From then on, I received continuous requests from Museums to do provenance research in our archives.  I started out doing it without charge but it took up more and more time and when we moved to Santa Fe I had to hire someone to do the research in in New York, so I began to charge a fee.

Part of the Rosenberg & Stiebel Archive

I got deeper into the question of Nazi War Loot (NWL) in 2005 when Markus Stötzel, a lawyer  from Marburg, Germany, got in touch and told me of possible NWL that had been taken from my family by the Nazis when they had been put out of business twice in Frankfurt where the most virulent of Jew haters was Mayor.    More was lost after they had fled to Amsterdam, and again the Nazis came and they had to flee to the United States.

 Three years later I became one of the litigants in the case of the Guelph Treasure  against Germany and the Stiftung Preußischer Kulturbesitz (SPK), The Prussian Cultural Heritage Foundation, established by the German Government in 1957.  This unparalled collection of medieval ecclesiastical objects, known in German as the Welfenschatz, is now housed in the Bode Museum, in in Berlin.  It was purchased in the late 1920’s from a noble family by the firms of three  Jewish art dealers in Frankfurt who were later induced to sell most of the collection to the Dresdner Bank for a fraction of its value. The bank was acting  for Hermann Goering who intended the Guelph Treasure to be a birthday gift to Hitler.
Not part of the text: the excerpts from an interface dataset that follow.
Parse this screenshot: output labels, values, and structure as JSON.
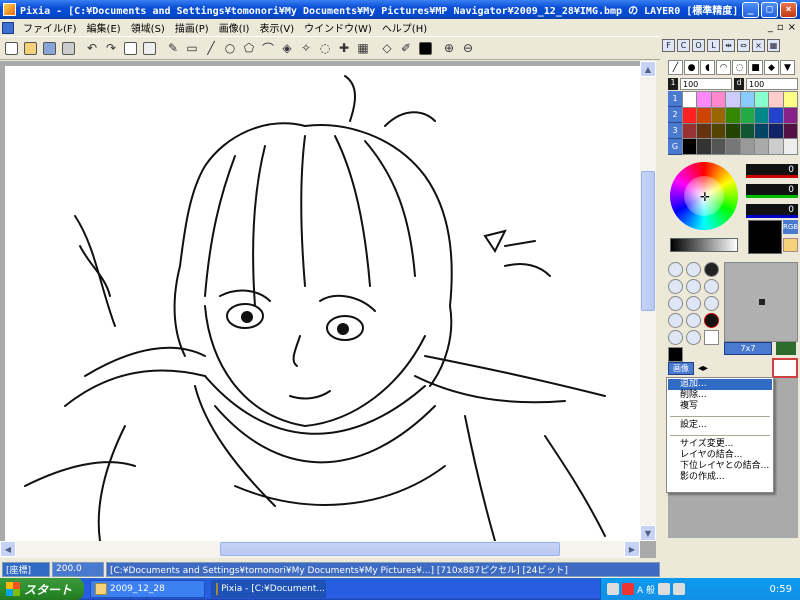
{
  "window": {
    "title": "Pixia - [C:¥Documents and Settings¥tomonori¥My Documents¥My Pictures¥MP Navigator¥2009_12_28¥IMG.bmp の LAYER0 [標準精度]]",
    "controls": {
      "minimize": "_",
      "maximize": "□",
      "close": "×"
    }
  },
  "menubar": {
    "items": [
      "ファイル(F)",
      "編集(E)",
      "領域(S)",
      "描画(P)",
      "画像(I)",
      "表示(V)",
      "ウインドウ(W)",
      "ヘルプ(H)"
    ],
    "mdi": {
      "minimize": "_",
      "restore": "▫",
      "close": "×"
    }
  },
  "toolbar": {
    "icons": [
      "new-file",
      "open-folder",
      "save",
      "print",
      "undo",
      "redo",
      "copy",
      "paste",
      "pen",
      "rectangle",
      "line",
      "circle",
      "polygon",
      "curve",
      "fill",
      "magic-wand",
      "lasso",
      "color-picker",
      "grid",
      "eraser",
      "brush-tool",
      "color-box",
      "zoom-in",
      "zoom-out"
    ]
  },
  "statusbar": {
    "coord_label": "[座標]",
    "zoom": "200.0",
    "path": "[C:¥Documents and Settings¥tomonori¥My Documents¥My Pictures¥...] [710x887ピクセル] [24ビット]"
  },
  "right_panel": {
    "tabs": [
      "F",
      "C",
      "O",
      "L"
    ],
    "values": {
      "a_label": "1",
      "a_value": "100",
      "b_label": "d",
      "b_value": "100"
    },
    "palette_tabs": [
      "1",
      "2",
      "3",
      "G"
    ],
    "palette": [
      "#ffffff",
      "#ff88ff",
      "#ff88cc",
      "#ccccff",
      "#88ccff",
      "#88ffcc",
      "#ffcccc",
      "#ffff88",
      "#ff2222",
      "#cc4400",
      "#996600",
      "#338800",
      "#22aa44",
      "#008888",
      "#2244cc",
      "#882288",
      "#993333",
      "#663311",
      "#554400",
      "#224400",
      "#115533",
      "#004466",
      "#112266",
      "#551144",
      "#000000",
      "#333333",
      "#555555",
      "#777777",
      "#999999",
      "#aaaaaa",
      "#cccccc",
      "#eeeeee"
    ],
    "rgb": {
      "r": "0",
      "g": "0",
      "b": "0"
    },
    "rgb_button": "RGB",
    "brush_size": "7x7",
    "layer_label": "画像"
  },
  "context_menu": {
    "items": [
      "追加...",
      "削除...",
      "複写",
      "設定...",
      "サイズ変更...",
      "レイヤの結合...",
      "下位レイヤとの結合...",
      "影の作成..."
    ]
  },
  "taskbar": {
    "start": "スタート",
    "tasks": [
      "2009_12_28",
      "Pixia - [C:¥Document..."
    ],
    "clock": "0:59",
    "ime": "A 般"
  }
}
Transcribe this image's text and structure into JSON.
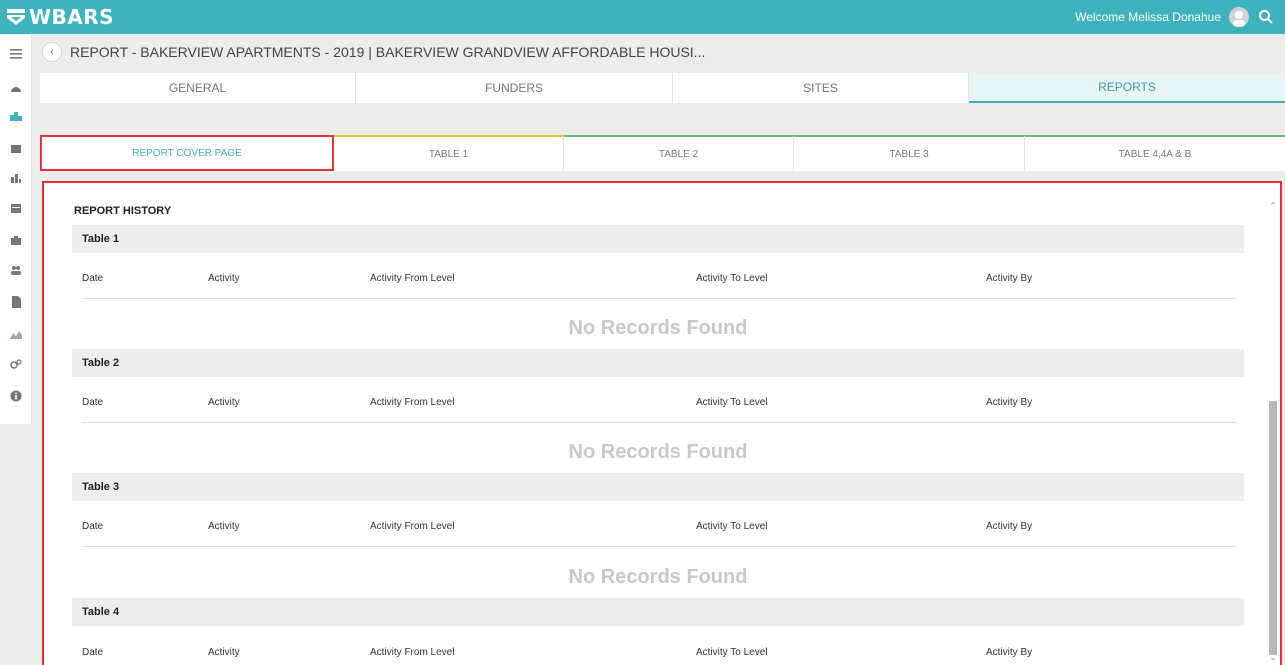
{
  "app": {
    "logo_text": "WBARS",
    "welcome": "Welcome Melissa Donahue",
    "brand_color": "#3fb3bd"
  },
  "sidebar": {
    "items": [
      {
        "icon": "menu-icon"
      },
      {
        "icon": "dashboard-icon"
      },
      {
        "icon": "projects-icon",
        "active": true
      },
      {
        "icon": "building-icon"
      },
      {
        "icon": "reports-chart-icon"
      },
      {
        "icon": "calendar-icon"
      },
      {
        "icon": "briefcase-icon"
      },
      {
        "icon": "users-icon"
      },
      {
        "icon": "document-icon"
      },
      {
        "icon": "area-chart-icon"
      },
      {
        "icon": "settings-icon"
      },
      {
        "icon": "info-icon"
      }
    ]
  },
  "page": {
    "title": "REPORT - BAKERVIEW APARTMENTS - 2019 | BAKERVIEW GRANDVIEW AFFORDABLE HOUSI..."
  },
  "tabs": [
    {
      "label": "GENERAL",
      "active": false
    },
    {
      "label": "FUNDERS",
      "active": false
    },
    {
      "label": "SITES",
      "active": false
    },
    {
      "label": "REPORTS",
      "active": true
    }
  ],
  "subtabs": [
    {
      "label": "REPORT COVER PAGE",
      "active": true
    },
    {
      "label": "TABLE 1"
    },
    {
      "label": "TABLE 2"
    },
    {
      "label": "TABLE 3"
    },
    {
      "label": "TABLE 4,4A & B"
    }
  ],
  "history": {
    "title": "REPORT HISTORY",
    "columns": [
      "Date",
      "Activity",
      "Activity From Level",
      "Activity To Level",
      "Activity By"
    ],
    "empty_text": "No Records Found",
    "sections": [
      {
        "name": "Table 1"
      },
      {
        "name": "Table 2"
      },
      {
        "name": "Table 3"
      },
      {
        "name": "Table 4"
      }
    ]
  }
}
Gallery with the Guelph Treasure, Berlin

Recently, I was invited to attend a conference in Los Angeles called “The Future of Nazi Looted Art Recovery in the US and Abroad  It was an opportunity to meet Nicholas O’Donnell of Sullivan and Worcester in Boston, one of the three lawyers working on the Guelph treasure case that I had not  met before, Here is an image of O’Donnell (right) and Markus Stötzel at a press conference on the Guelph Treasure case in Berlin in 2015.  Behind them is an image of the three partners in the purchase consortium.

CBS News & Getty Images

The conference was arranged by the L.A. Law Firm Cyprus LLP and lasted a full day from 8am to 6pm.  Nicholas O’Donnell was on one of the panels and he did a short summary of our case. Another panelist I had never met but was a friend on Face Book, was Simon Goodman, author of a book I highly recommend, “The Orpheus Clock” about the search for his family’s looted collection.  Also, former generations of our family were friends and had lost touch over time.

Simon Goodman with The Orpheus Clock

The subjects of the conference included:  1. “Finding and Recovering Nazi Looted Art”
2. “Bringing Claims” 3. “What Can Museums Do” and 4. “What Can the Art Market Do”.  
Also, discussed were issues of litigation (not recommended) and mediation when there is hope of avoiding the former. 

Out of these headings came some interesting and some arcane material.  Under the subject of ways to find evidence of your claim, Professor and author Jonathan Petropolous explained how valuable archives were.  Once they have been opened by the government to the researcher, the archive is only as good as its “Finding Aid’, otherwise you might spend your life there without ever finding what you are looking for.  Another issue that was brought to the fore was that museums wish to make as much information public as their lawyers will allow because they are in conflict wanting to be open but with a competing desire to hold on to an object they believe they acquired in good faith and with good title.  Nicholas O’Donnell has written a book, “A Tragic Fate: Law and Ethics in the Battle over Nazi-Looted Art” dealing with some of these complicated issues.

You cannot imagine the variety of circumstances that have resulted in a cadre of lawyers entering this niche of restitution.  There are situations such as the individual who emerges from a concentration camp and then finds he has lost his home because he was  in arrears on the mortgage.  How was he expected to keep up with the payments?  What about an individual in Austria who retrieved a collection from the salt mines and then was charged export taxes to leave the country with it. 

So many stories!  Was the conference as exciting as it might sound?  Most definitely not!  Was it educational from the point of view of hearing from fascinating people including those from museums and counsel from other countries?   Most definitely so!